— r/sysadmi- feed (@rsysadmi) June 4, 2016
— r/sysadmi- feed (@rsysadmi) June 4, 2016
17. Sad Operator
Nearly 10,000 people follow @sadoperator, and if you have any sense of humor (or you feel the need to indulge in ennui), you’ll do so, too. It’s just plain funny, even though your non-geek friends will have no idea what you’re giggling about.
— Sad Operator (@sadoperator) June 6, 2016
Could this app have been constructed by drunken toddlers? Could those toddlers cause Ops sadness?
Ancient astronaut theorists say — yes
— Sad Operator (@sadoperator) June 1, 2016
“He died doing what he loved, responding to alerts caused by developers who couldn’t be bothered to test their code”
— Sad Operator (@sadoperator) June 1, 2016
18. Tom Limoncelli

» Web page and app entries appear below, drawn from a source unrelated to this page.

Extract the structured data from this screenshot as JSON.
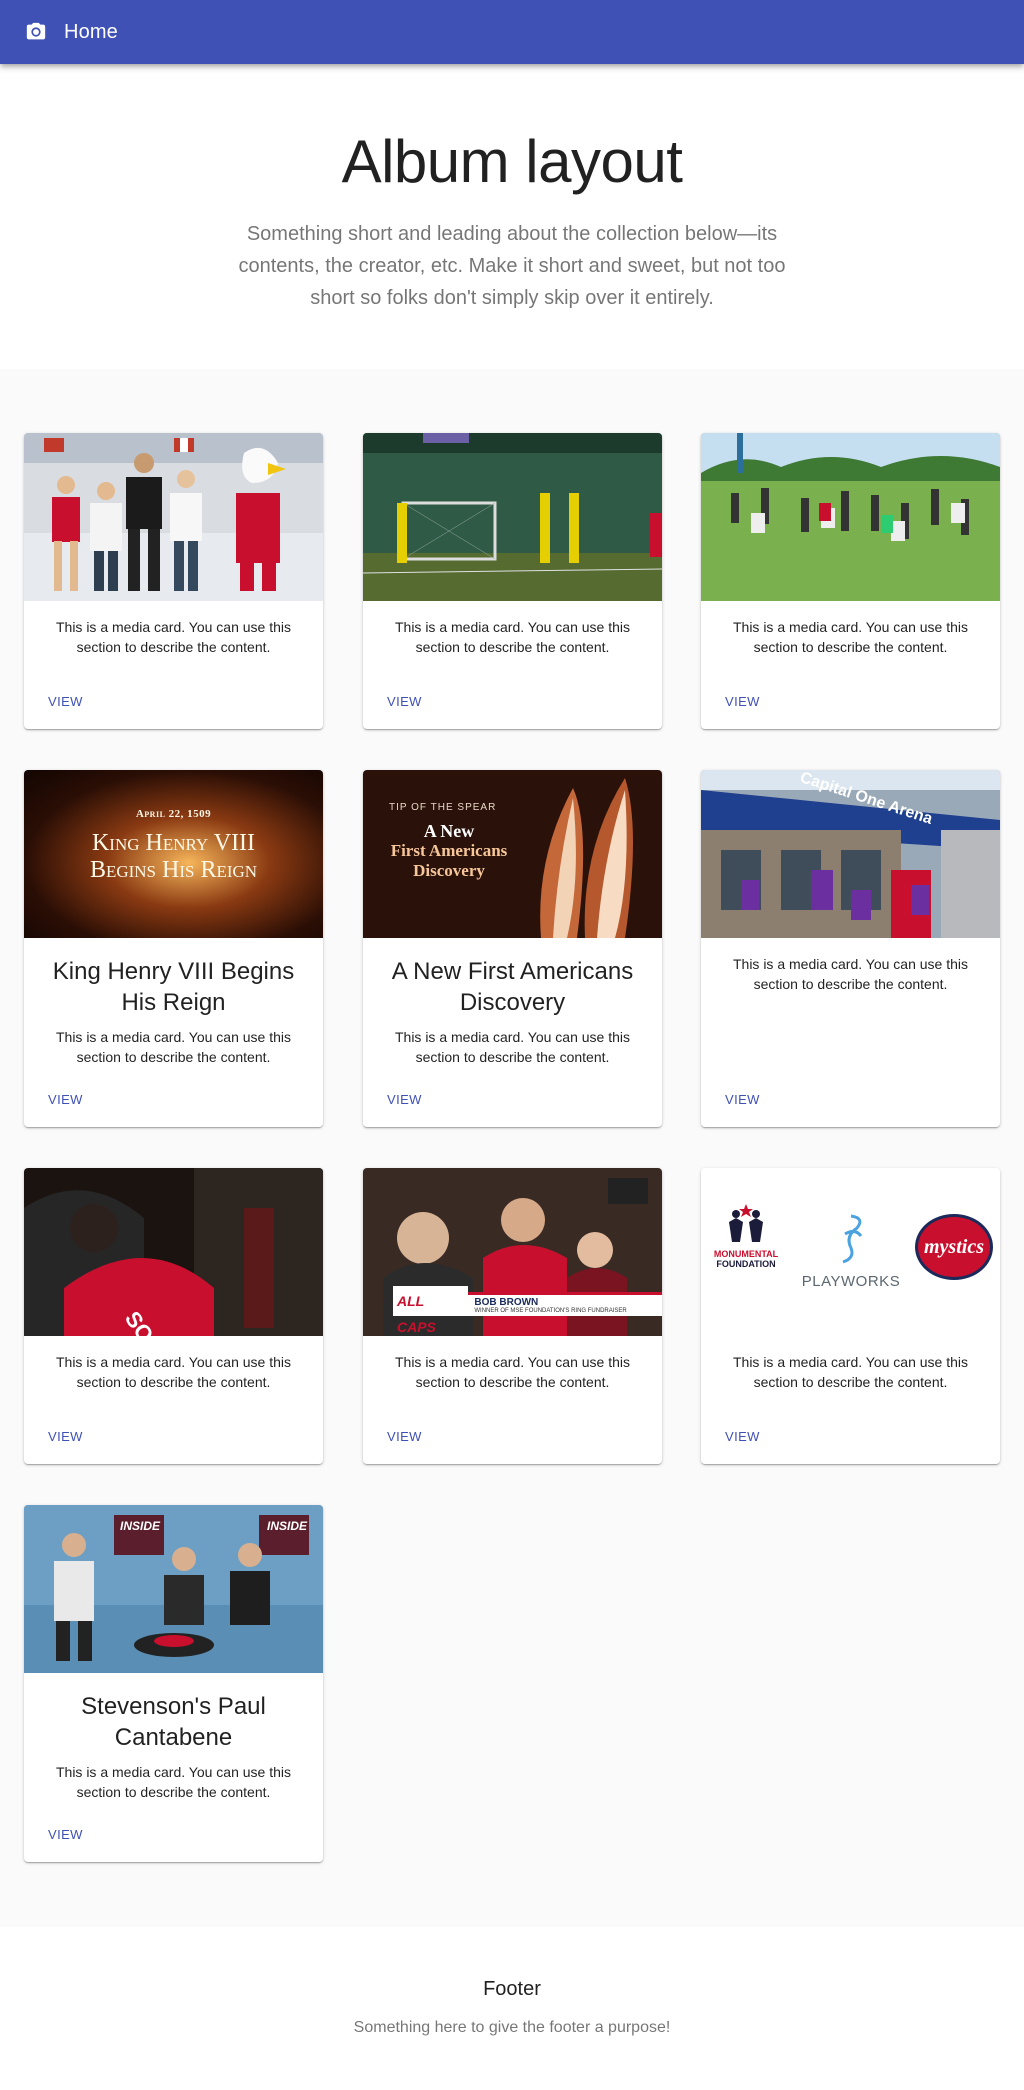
{
  "appbar": {
    "title": "Home",
    "icon": "camera-icon",
    "color": "#3f51b5"
  },
  "hero": {
    "title": "Album layout",
    "description": "Something short and leading about the collection below—its contents, the creator, etc. Make it short and sweet, but not too short so folks don't simply skip over it entirely."
  },
  "cards": [
    {
      "title": "",
      "text": "This is a media card. You can use this section to describe the content.",
      "action": "View",
      "media": "hockey-rink-group-photo"
    },
    {
      "title": "",
      "text": "This is a media card. You can use this section to describe the content.",
      "action": "View",
      "media": "indoor-soccer-goal"
    },
    {
      "title": "",
      "text": "This is a media card. You can use this section to describe the content.",
      "action": "View",
      "media": "kids-on-grass-field"
    },
    {
      "title": "King Henry VIII Begins His Reign",
      "text": "This is a media card. You can use this section to describe the content.",
      "action": "View",
      "media": "king-henry-title-card",
      "media_text": {
        "date": "April 22, 1509",
        "line1": "King Henry VIII",
        "line2": "Begins His Reign"
      }
    },
    {
      "title": "A New First Americans Discovery",
      "text": "This is a media card. You can use this section to describe the content.",
      "action": "View",
      "media": "spear-points-title-card",
      "media_text": {
        "kicker": "TIP OF THE SPEAR",
        "line1": "A New",
        "line2": "First Americans",
        "line3": "Discovery"
      }
    },
    {
      "title": "",
      "text": "This is a media card. You can use this section to describe the content.",
      "action": "View",
      "media": "capital-one-arena-kids",
      "media_text": {
        "sign": "Capital One Arena"
      }
    },
    {
      "title": "",
      "text": "This is a media card. You can use this section to describe the content.",
      "action": "View",
      "media": "jersey-signing"
    },
    {
      "title": "",
      "text": "This is a media card. You can use this section to describe the content.",
      "action": "View",
      "media": "all-caps-fans",
      "media_text": {
        "badge": "ALL CAPS",
        "name": "BOB BROWN",
        "sub": "WINNER OF MSE FOUNDATION'S RING FUNDRAISER"
      }
    },
    {
      "title": "",
      "text": "This is a media card. You can use this section to describe the content.",
      "action": "View",
      "media": "partner-logos",
      "media_text": {
        "logo1": "MONUMENTAL",
        "logo1b": "FOUNDATION",
        "logo2": "PLAYWORKS",
        "logo3": "mystics"
      }
    },
    {
      "title": "Stevenson's Paul Cantabene",
      "text": "This is a media card. You can use this section to describe the content.",
      "action": "View",
      "media": "studio-interview",
      "media_text": {
        "banner": "INSIDE"
      }
    }
  ],
  "footer": {
    "title": "Footer",
    "subtitle": "Something here to give the footer a purpose!"
  }
}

It’s astonishing that fewer than 5,000 people follow @yesthattom. Maybe everyone else keeps in touch with him via old-school email lists, but sheesh, any self-respecting DevOps practitioner ought to pay attention to Tom’s comments on cloud technologies in the sysadmin universe. He also runs everythingsysadmin.com.
OH: [coworker1] SSL certificates are a goddamn cartel. [coworker2]: No, cartels have good customer support.
— Thomas A. Limoncelli (@yesthattom) May 20, 2016
New blog post: Future directions for Blackbox: I maintain an open source project called Blackbox which makes … https://t.co/BuPv2I4ECZ
— Thomas A. Limoncelli (@yesthattom) May 10, 2016
Finally, of course, you should be following New Relic’s own Sean Kane @spkane (co-author of Docker Up and Running), and Alice Goldfuss @alicegoldfuss (check out her excellent list of women in the ops space to follow). And don’t forget @NewRelic itself, which is a good way to keep learning about cool DevOps posts like this one.